Is a tyrosinase-like enzyme
A recent study shows that a plant PPO, AUS1, exhibits hydroxylase activity toward tyramine but does not accept the substrate common to tyrosinases. While this activity is not directly correlated with the enzyme’s ability to oxidize tyramine, it is consistent with the general functionality of PPOs. This study also reveals the presence of a key residue that influences the enzyme’s tyramine-binding activity.
Polyphenol oxidases (PPOs) are copper-containing enzymes that have diverse phylogenetic distributions. Several plant PPOs belong to multigene families. Other names for PPO include tyrosinase and phenolase. The enzyme is also sometimes referred to as catecholase. This article will discuss how this enzyme works and whether or not it is responsible for antioxidants in plants.
AUS1 contains the conserved motifs of many plant PPOs. The thioether bridge between the histidine and cysteine in the active site and the presence of a phenylalanine above the active site are other motifs of PPOs. In vitro activation of plant PPOs is facilitated by the transfer of interdomain interactions. Once this happens, recombinant PPOs may be targeted for modulation of their kinetic properties.
Most PPO purification methods involve fractional precipitation by ammonium sulfate. PPOs were thought to have a molecular mass of forty-45 kDa until the mid-1980s. Recent studies, however, have shown that PPOs of several plant species can range from 20 to 180 kDa. This discrepancy can be attributed to artifacts in protein isolation and electrophoresis. The disparate estimates of molecular mass are associated with small multigene families.
PPOs are best known for their role in post-harvest browning, when the o-quinones produced by PPOs react with cellular nucleophiles and cause the discoloration of plant materials and fresh fruits and vegetables. However, these quinone reactions are beneficial in some circumstances, such as the preservation of protein in forage crops. However, for the most part, browning reactions are thought of as negative and undesirable in food processing, and much of the research on them has focused on these applications.
Is inhibited by RNAi
RNAi can inhibit the activity of the PO enzyme by reducing the expression of specific PG. These PGs are involved in releasing PPO from oenocytes and activating it into functional PO. Inhibition of the expression of Se-NKCC1 inhibits the PPO response to PGE2.
RNAi blocks the activity of the PPO enzyme by destroying the RNA blueprints that encoding the gene. Inhibiting PPO enzyme production is a natural biological process known as RNA interference. When RNA is destroyed by RNAi, the enzyme cannot produce the protein it needs. Thus, PPO levels can be reduced by blocking the activity of the PPO enzyme.

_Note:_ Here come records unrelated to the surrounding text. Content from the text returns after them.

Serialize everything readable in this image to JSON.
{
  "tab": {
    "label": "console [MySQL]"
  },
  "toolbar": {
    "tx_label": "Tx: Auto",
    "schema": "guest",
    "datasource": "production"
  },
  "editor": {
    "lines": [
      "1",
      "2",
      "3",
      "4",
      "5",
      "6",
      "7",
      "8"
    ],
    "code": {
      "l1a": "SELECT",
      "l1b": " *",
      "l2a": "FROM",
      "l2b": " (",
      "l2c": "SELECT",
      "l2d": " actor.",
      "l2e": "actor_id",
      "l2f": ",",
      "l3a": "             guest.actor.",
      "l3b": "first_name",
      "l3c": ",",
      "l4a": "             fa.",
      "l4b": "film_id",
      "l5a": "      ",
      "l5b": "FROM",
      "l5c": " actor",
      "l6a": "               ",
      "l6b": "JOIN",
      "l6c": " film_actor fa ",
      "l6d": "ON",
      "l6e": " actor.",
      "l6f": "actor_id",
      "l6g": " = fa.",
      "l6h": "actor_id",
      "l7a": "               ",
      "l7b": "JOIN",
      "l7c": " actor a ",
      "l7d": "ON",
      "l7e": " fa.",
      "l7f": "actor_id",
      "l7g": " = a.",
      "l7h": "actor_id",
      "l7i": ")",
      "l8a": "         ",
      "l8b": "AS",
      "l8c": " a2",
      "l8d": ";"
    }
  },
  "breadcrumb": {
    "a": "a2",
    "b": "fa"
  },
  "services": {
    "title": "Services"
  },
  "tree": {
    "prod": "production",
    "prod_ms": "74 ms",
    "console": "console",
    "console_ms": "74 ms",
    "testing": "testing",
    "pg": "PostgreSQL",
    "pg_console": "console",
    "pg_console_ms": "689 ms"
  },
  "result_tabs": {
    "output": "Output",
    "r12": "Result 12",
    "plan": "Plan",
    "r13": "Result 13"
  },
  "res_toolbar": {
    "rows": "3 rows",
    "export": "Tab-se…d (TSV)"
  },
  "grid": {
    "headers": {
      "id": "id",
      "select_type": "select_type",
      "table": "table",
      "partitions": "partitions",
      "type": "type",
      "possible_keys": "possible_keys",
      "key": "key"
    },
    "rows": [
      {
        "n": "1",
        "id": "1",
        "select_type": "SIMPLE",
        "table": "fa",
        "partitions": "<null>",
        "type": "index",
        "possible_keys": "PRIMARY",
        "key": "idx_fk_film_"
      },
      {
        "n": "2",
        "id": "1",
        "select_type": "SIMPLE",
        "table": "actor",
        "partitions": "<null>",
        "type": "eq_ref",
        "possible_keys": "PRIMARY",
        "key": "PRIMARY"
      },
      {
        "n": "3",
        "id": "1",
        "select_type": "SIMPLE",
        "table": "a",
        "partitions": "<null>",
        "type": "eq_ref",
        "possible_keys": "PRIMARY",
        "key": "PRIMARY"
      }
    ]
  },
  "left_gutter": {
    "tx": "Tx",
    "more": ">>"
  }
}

RNAi is a highly effective tool for research. It has been used to silence overactive genes in cancer cells. These dsRNAs are designed to prevent the expression of certain genes. These RNAs can affect gene activity, and this is why RNAi has become such an important research area. Scientists are now using synthetic dsRNA to inhibit the activity of genes. This technique has the potential to develop a new drug to treat cancer.
Using RNAi, scientists have been able to reduce the presence of sinapate esters in canola seeds by inhibiting the activity of the UDP-Glc:sinapateglucosyltransferase gene. This can enhance the taste of canola seeds. Furthermore, using RNAi can also be used to over-produce a desired trait.
RNAi has also been used to reduce the activity of the PPO enzyme in multiple plant tissues, including mature fruit and skin. The reduced activity of PPO enzymes resulted in an apple phenotype without browning. However, these results are not conclusive as the effect is limited to one specific tissue. The RNAi technology is not completely safe and has been associated with several side effects.